** Opening Supplied records block **

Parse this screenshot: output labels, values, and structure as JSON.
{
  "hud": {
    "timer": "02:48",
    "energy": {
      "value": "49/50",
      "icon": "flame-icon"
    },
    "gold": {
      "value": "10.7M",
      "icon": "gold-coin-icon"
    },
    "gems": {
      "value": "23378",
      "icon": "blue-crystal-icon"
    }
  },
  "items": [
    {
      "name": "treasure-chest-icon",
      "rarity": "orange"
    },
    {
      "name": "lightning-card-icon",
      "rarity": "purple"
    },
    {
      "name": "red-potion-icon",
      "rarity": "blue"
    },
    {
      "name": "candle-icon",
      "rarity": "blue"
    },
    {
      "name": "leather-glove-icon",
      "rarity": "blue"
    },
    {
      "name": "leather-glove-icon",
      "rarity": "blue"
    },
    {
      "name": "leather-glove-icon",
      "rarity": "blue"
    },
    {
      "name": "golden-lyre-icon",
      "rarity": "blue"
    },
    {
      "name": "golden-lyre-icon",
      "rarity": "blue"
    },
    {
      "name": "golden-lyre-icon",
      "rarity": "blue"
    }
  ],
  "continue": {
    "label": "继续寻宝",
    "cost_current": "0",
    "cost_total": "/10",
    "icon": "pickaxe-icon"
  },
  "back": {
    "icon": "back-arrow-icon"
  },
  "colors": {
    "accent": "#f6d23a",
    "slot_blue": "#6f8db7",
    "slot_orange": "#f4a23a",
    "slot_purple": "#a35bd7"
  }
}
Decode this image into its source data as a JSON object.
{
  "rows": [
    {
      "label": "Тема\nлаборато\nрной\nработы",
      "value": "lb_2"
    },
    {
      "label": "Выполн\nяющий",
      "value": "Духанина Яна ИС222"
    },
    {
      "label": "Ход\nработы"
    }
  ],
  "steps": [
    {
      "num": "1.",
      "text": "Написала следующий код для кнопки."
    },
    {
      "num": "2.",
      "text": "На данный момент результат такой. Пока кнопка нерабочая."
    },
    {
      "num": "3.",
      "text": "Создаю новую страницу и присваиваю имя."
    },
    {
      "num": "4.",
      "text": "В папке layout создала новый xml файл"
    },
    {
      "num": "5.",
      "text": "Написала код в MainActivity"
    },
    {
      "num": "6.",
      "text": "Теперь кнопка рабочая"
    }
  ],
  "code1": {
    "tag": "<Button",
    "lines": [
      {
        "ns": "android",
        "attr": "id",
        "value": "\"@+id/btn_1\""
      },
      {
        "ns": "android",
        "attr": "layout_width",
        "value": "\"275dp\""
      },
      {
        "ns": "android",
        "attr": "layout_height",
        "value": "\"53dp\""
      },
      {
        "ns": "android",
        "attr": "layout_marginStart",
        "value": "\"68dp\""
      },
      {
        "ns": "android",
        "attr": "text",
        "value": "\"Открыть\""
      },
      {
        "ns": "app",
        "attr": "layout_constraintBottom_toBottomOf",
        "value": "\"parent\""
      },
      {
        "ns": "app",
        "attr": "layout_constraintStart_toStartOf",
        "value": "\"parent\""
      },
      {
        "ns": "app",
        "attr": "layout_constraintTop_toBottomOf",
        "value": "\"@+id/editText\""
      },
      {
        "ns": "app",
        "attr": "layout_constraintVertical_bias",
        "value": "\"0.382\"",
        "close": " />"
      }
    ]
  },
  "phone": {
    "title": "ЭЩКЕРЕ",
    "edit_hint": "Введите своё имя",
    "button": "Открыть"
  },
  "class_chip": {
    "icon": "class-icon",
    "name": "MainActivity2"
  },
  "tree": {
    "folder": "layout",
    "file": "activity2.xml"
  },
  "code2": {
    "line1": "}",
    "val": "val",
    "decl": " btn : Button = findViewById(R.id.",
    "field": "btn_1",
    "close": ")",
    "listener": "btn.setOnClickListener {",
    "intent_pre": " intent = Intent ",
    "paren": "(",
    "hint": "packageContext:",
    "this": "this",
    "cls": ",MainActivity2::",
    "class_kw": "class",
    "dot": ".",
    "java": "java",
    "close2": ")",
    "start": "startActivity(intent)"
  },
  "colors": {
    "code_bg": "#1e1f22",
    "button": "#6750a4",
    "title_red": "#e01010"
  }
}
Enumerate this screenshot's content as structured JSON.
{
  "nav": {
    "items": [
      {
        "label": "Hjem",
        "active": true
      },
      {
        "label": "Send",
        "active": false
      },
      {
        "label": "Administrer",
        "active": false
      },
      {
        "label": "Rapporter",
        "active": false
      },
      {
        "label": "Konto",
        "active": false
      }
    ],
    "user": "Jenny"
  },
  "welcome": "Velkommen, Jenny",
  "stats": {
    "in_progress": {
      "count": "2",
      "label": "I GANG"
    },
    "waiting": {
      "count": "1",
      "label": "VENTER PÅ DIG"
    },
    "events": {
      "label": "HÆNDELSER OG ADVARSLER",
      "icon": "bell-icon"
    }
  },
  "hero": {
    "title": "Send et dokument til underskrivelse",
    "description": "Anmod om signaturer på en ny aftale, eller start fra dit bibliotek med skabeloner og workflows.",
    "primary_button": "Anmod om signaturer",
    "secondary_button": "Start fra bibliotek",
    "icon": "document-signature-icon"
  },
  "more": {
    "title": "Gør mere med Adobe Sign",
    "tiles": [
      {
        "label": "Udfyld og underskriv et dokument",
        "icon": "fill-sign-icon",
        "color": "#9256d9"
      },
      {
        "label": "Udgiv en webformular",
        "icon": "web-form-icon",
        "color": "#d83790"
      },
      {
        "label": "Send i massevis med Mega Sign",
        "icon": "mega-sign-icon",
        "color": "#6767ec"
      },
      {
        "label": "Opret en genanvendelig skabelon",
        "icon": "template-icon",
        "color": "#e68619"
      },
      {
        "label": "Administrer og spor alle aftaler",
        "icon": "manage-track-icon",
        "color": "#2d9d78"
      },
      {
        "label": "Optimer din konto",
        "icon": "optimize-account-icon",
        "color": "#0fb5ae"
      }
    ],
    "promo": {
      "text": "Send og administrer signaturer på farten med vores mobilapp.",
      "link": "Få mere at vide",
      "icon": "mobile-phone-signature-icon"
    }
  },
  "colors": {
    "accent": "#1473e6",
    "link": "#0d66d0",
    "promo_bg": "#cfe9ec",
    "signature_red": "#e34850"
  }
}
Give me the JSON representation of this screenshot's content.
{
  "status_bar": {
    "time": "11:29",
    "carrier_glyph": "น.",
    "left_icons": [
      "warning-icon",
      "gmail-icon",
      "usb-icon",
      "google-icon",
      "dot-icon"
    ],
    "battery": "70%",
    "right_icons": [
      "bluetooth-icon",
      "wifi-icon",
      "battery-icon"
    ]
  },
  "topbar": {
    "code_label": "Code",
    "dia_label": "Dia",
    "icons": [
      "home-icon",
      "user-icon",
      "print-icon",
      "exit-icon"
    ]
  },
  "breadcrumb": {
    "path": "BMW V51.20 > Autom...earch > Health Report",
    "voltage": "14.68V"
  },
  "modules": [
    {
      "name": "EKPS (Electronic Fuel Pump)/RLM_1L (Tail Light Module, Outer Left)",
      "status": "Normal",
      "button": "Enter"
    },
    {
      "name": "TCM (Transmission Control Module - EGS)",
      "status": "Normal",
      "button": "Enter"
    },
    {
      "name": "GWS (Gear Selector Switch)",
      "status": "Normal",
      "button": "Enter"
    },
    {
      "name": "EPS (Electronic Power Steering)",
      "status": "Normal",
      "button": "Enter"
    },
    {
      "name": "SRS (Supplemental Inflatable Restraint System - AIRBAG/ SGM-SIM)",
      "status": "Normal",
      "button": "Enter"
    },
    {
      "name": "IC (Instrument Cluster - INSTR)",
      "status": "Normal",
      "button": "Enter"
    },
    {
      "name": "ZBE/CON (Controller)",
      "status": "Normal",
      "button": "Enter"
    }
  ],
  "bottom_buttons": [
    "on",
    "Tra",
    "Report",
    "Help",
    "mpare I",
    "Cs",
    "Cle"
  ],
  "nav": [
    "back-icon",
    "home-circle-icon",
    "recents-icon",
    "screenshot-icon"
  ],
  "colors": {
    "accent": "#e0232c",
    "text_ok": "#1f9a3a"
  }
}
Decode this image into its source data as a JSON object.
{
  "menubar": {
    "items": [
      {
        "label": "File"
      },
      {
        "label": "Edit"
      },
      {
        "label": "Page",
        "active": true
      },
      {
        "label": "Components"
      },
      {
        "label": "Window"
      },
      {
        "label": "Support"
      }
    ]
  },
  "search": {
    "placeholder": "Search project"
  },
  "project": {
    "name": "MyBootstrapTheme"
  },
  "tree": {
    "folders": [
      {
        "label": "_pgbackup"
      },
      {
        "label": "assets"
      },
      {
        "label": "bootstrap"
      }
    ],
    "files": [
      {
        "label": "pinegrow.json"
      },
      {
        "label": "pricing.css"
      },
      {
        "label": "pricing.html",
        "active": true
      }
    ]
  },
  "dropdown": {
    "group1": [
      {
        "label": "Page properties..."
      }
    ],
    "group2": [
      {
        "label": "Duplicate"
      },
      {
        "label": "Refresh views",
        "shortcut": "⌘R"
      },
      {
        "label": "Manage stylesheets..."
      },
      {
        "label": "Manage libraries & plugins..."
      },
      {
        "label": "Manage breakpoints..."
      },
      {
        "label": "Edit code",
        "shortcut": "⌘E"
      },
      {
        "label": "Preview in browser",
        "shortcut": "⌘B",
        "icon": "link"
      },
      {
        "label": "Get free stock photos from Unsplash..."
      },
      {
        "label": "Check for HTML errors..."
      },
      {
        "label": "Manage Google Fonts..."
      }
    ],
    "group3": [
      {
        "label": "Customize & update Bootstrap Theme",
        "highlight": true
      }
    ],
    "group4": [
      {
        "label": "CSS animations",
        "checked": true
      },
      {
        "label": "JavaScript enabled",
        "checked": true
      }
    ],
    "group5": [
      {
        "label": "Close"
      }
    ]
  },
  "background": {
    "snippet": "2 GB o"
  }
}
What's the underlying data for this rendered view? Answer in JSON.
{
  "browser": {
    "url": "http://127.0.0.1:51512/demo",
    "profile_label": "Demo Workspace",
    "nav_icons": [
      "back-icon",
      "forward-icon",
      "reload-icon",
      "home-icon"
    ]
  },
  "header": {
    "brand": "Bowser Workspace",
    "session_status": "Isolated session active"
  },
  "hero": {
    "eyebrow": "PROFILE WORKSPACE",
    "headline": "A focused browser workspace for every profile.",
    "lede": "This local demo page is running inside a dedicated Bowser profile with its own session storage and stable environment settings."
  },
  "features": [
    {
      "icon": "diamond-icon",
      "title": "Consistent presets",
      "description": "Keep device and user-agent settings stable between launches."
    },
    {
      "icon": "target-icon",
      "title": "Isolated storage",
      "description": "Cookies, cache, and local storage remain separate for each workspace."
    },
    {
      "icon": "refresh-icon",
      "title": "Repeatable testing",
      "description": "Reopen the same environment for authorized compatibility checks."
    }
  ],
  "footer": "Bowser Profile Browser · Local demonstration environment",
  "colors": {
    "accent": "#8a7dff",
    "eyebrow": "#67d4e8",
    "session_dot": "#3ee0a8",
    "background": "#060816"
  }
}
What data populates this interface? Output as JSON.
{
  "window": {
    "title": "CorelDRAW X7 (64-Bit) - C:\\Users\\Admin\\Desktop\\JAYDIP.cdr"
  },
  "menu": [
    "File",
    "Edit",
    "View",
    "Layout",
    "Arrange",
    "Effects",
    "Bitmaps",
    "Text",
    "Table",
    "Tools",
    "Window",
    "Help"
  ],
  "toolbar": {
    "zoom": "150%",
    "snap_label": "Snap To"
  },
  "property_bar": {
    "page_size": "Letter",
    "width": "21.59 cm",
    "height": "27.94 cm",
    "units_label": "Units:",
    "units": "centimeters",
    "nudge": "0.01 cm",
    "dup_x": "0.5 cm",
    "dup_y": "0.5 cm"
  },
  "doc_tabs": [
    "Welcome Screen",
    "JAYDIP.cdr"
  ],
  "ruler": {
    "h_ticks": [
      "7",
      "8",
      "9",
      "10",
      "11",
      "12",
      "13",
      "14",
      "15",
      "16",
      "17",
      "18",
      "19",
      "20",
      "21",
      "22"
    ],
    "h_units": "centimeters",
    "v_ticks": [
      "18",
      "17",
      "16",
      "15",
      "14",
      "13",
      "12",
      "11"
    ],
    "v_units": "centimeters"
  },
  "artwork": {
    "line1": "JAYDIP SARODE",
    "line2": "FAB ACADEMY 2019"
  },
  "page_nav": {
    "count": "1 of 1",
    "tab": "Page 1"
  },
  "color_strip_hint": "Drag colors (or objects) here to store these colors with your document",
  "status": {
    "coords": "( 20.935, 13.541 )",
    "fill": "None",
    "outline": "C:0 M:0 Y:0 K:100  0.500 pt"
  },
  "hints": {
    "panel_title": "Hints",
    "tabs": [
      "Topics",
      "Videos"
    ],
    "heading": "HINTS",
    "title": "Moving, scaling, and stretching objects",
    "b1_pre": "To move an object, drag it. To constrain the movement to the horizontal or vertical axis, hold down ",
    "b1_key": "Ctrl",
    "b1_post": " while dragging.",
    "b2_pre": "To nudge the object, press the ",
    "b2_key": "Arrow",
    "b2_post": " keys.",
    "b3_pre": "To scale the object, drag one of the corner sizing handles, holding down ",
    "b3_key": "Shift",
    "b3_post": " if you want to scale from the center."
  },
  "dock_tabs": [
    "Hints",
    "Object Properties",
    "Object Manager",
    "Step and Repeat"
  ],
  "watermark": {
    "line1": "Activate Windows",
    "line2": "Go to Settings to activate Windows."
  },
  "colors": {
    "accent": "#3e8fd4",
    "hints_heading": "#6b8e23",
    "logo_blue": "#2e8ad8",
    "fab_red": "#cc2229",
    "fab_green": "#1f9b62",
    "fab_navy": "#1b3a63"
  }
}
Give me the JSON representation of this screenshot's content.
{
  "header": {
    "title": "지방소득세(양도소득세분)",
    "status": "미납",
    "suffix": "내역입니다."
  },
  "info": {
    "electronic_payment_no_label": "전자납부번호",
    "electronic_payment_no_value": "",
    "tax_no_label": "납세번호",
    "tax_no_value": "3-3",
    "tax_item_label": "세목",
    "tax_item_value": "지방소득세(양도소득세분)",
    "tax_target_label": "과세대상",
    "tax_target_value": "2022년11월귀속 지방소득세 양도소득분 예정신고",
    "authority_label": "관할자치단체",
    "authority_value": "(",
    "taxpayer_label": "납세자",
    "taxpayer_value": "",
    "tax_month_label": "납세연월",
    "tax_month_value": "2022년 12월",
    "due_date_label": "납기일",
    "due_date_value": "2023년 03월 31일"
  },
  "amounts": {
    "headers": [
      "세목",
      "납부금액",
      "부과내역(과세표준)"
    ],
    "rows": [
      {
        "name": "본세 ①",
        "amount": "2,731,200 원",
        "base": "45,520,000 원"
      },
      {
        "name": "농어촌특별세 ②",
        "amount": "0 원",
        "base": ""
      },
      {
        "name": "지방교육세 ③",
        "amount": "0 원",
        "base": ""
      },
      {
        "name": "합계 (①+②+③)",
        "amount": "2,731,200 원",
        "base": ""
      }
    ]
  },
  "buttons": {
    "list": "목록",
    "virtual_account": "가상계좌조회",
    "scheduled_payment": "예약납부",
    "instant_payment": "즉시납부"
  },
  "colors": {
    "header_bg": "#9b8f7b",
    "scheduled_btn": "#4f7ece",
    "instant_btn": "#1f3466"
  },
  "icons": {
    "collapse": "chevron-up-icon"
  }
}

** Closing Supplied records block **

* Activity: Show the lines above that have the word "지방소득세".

* The answer:
    "title": "지방소득세(양도소득세분)",
    "tax_item_value": "지방소득세(양도소득세분)",
    "tax_target_value": "2022년11월귀속 지방소득세 양도소득분 예정신고",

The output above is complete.